(Web page and app entries)
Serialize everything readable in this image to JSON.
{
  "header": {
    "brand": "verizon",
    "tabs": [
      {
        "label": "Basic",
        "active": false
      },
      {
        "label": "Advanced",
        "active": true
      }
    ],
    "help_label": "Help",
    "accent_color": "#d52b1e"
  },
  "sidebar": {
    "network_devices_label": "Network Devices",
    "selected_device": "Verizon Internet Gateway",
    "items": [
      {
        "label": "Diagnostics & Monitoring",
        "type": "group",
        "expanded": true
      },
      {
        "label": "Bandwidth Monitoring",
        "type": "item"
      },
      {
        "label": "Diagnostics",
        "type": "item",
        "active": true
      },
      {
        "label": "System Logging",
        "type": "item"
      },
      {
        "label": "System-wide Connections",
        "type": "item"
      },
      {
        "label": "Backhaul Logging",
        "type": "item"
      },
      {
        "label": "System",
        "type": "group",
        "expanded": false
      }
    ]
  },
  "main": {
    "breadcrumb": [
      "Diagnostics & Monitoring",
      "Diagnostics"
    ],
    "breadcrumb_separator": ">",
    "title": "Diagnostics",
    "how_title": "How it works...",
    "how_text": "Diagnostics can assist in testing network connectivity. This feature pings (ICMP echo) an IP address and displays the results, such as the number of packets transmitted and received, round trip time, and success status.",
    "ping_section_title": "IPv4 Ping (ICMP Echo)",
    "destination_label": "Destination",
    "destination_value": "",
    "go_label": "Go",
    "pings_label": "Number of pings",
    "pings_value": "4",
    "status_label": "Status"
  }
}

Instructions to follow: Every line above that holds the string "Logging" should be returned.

Result:
        "label": "System Logging",
        "label": "Backhaul Logging",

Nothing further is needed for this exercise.